■ **Problem requirements**: Below is a block of records; repeat all of them exactly.

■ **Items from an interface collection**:
----------

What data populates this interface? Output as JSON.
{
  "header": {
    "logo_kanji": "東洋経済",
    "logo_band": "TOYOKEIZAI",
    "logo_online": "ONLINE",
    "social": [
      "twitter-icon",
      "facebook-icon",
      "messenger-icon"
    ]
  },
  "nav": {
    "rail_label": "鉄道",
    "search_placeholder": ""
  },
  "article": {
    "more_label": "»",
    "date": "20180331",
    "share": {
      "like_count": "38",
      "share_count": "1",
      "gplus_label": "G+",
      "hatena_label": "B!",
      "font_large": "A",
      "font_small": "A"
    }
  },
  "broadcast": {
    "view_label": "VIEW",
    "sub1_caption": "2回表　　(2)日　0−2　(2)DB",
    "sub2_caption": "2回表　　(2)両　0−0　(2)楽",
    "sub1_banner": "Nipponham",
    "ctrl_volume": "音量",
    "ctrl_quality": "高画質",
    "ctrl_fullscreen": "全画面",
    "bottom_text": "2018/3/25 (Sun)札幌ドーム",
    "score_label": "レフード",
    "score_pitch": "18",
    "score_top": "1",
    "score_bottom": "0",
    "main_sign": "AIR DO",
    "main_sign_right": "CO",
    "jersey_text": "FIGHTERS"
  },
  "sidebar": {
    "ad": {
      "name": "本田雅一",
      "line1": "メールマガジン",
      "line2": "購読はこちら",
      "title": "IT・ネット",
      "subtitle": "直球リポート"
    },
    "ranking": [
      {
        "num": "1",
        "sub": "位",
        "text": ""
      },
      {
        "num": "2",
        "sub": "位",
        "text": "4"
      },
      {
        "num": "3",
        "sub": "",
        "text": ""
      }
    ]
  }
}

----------

■ **Solution to this exercise**:
What data populates this interface? Output as JSON.
{
  "header": {
    "logo_kanji": "東洋経済",
    "logo_band": "TOYOKEIZAI",
    "logo_online": "ONLINE",
    "social": [
      "twitter-icon",
      "facebook-icon",
      "messenger-icon"
    ]
  },
  "nav": {
    "rail_label": "鉄道",
    "search_placeholder": ""
  },
  "article": {
    "more_label": "»",
    "date": "20180331",
    "share": {
      "like_count": "38",
      "share_count": "1",
      "gplus_label": "G+",
      "hatena_label": "B!",
      "font_large": "A",
      "font_small": "A"
    }
  },
  "broadcast": {
    "view_label": "VIEW",
    "sub1_caption": "2回表　　(2)日　0−2　(2)DB",
    "sub2_caption": "2回表　　(2)両　0−0　(2)楽",
    "sub1_banner": "Nipponham",
    "ctrl_volume": "音量",
    "ctrl_quality": "高画質",
    "ctrl_fullscreen": "全画面",
    "bottom_text": "2018/3/25 (Sun)札幌ドーム",
    "score_label": "レフード",
    "score_pitch": "18",
    "score_top": "1",
    "score_bottom": "0",
    "main_sign": "AIR DO",
    "main_sign_right": "CO",
    "jersey_text": "FIGHTERS"
  },
  "sidebar": {
    "ad": {
      "name": "本田雅一",
      "line1": "メールマガジン",
      "line2": "購読はこちら",
      "title": "IT・ネット",
      "subtitle": "直球リポート"
    },
    "ranking": [
      {
        "num": "1",
        "sub": "位",
        "text": ""
      },
      {
        "num": "2",
        "sub": "位",
        "text": "4"
      },
      {
        "num": "3",
        "sub": "",
        "text": ""
      }
    ]
  }
}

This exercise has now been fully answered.